From the ravines of Chambal Valley to the Parliament House
Fighting her way through caste-based sexual violence, domestic violence, utter poverty and marital rape, Phoolan Devi emerged as a ruthless ‘baaghi’ (rebel). Often called the Bonnie Parker of India, Phoolan later became an MP in the Lok Sabha and was assassinated while holding office.
1974: Her parents married her off to Puttilal who was roughly 20 years older than the then-eleven Phoolan. During this time, Phoolan faced sexual violence, which would perpetuate throughout her youth.
1979: The Life-changing Year of Phoolan
After being abandoned by her husband, she returned to her parents and later became the dacoit Babu Gujjar’s captive, who violently raped her. These actions cautioned Vikram Mallah, his second-in-command, who stopped his superior and eventually killed him in the altercation that followed.
After assuming control of the gang, Mallah inducted Phoolan. They later got married and led a life of dacoity. It is noticeable that in 1979, she was the only woman member of the gang.
Adamant on confronting the abusive Puttilal, the gang attacked his village, and he was stabbed multiple times by Phoolan. The bandits left behind the message that no grown-up man should marry an underage girl.
The Bandit Queen
1980: After two upper caste members of the gang were released, they showed discontent towards Mallah. Eventually, Mallah was killed by the rebellious members.
Heartbreakingly, Phoolan was locked in a room in Behmai where again, she faced sexual assault and gang rape. After three weeks, few loyal gang members helped her escape, notable among them being Maan Singh.

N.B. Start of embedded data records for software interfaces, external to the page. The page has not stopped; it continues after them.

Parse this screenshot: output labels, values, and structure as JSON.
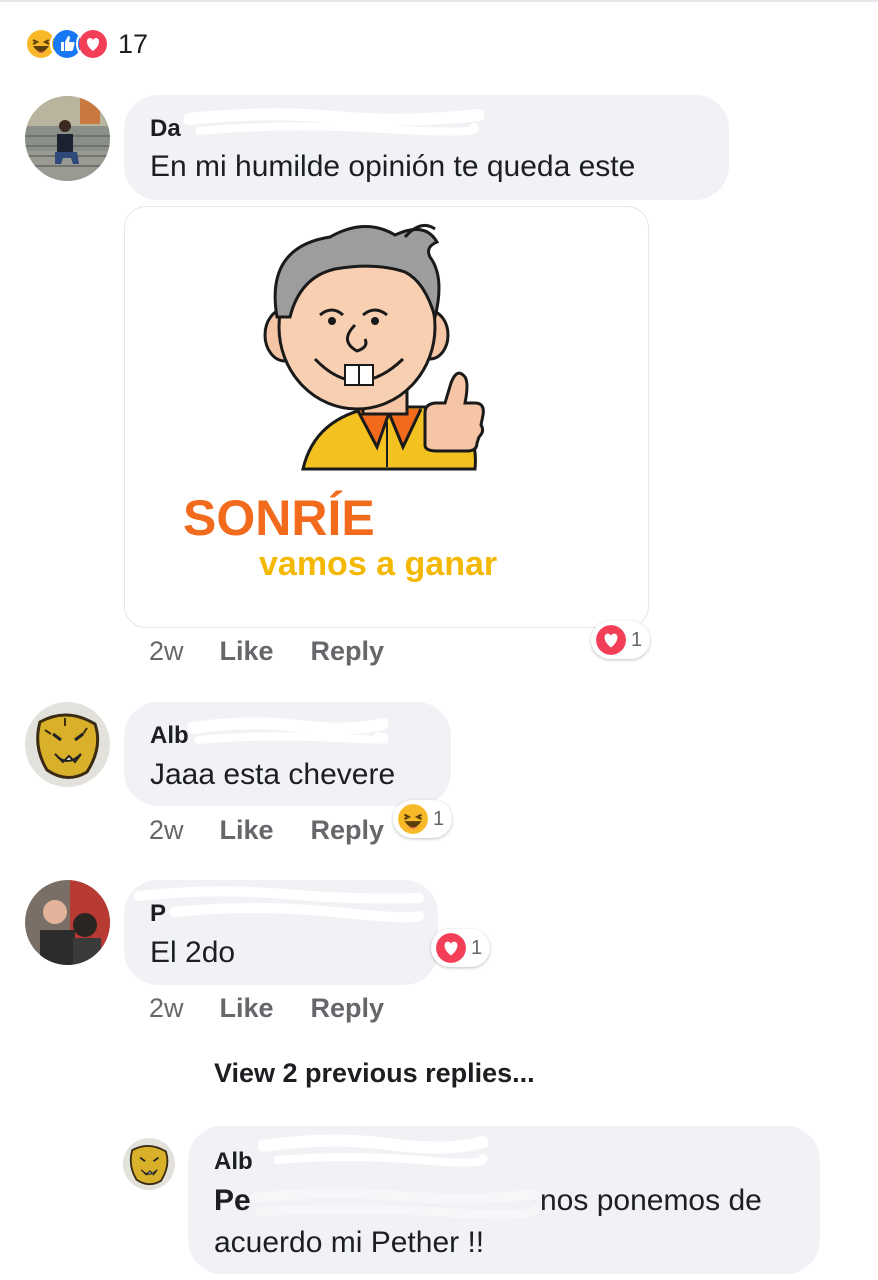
{
  "summary": {
    "count": "17",
    "reactions": [
      "haha",
      "like",
      "love"
    ]
  },
  "sticker": {
    "line1": "SONRÍE",
    "line2": "vamos a ganar"
  },
  "comments": [
    {
      "author": "Da",
      "text": "En mi humilde opinión te queda este",
      "time": "2w",
      "like": "Like",
      "reply": "Reply",
      "reaction": "love",
      "reaction_count": "1"
    },
    {
      "author": "Alb",
      "text": "Jaaa esta chevere",
      "time": "2w",
      "like": "Like",
      "reply": "Reply",
      "reaction": "haha",
      "reaction_count": "1"
    },
    {
      "author": "P",
      "text": "El 2do",
      "time": "2w",
      "like": "Like",
      "reply": "Reply",
      "reaction": "love",
      "reaction_count": "1"
    }
  ],
  "view_previous": "View 2 previous replies...",
  "reply": {
    "author": "Alb",
    "mention": "Pe",
    "text_line1": "nos ponemos de",
    "text_line2": "acuerdo mi Pether !!"
  },
  "colors": {
    "bubble": "#f0f2f5",
    "love": "#f33e58",
    "like": "#1877f2",
    "haha": "#f7b928",
    "meta": "#65676b",
    "sticker_orange": "#f26a1b",
    "sticker_yellow": "#f5b800"
  }
}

1981: Phoolan and Maan Singh formed a new gang and targeted upper caste folks in particular.
On 14 February 1981, they entered Behmai looking for the two people who had tormented Phoolan. Having not found them, they rounded up 22 upper caste Thakurs and killed them. This incident created an uproar in UP and pressurized PM Indira Gandhi to take steps in the coming years.
1983: Phoolan Devi surrendered in Bhind, Madhya Pradesh after numerous of her conditions were accepted.
Road to Politics
1994: Phoolan was released on parole and later on, the Mulayam Singh Yadav establishment in UP withdrew all 48 charges against her.
1995: Dr Ramadoss, founder of Pattali Makal Katchi invited her to a conference on alcohol prohibition and woman pornography. This occurrence kick-started her political career.
1996: Phoolan was fielded as a Samajwadi Party candidate from the Mirzapur constituency in UP for the 1996 Lok Sabha elections and won the election.
1999: Having lost her seat in the 1998 elections, Phoolan got re-elected to the office which she held till her death.
2001: On 25 July, three gunmen shot her 9 times in front of her Delhi bungalow allotted to her. The Bandit Queen of India was dead.
2014: Sher Singh Rana, the assassin, was sentenced to life in prison.
Though praised for her fight against domestic violence and the emancipation of oppressed castes, Phoolan also garnered criticism for her heavy use of ‘needless’ violence. One thing we can all agree on, however, is the fact that society shaped the innocent victim of unspeakable atrocities into a dared figure.
~ Shujat Ali Shahid
Sources: India Today, Indian Express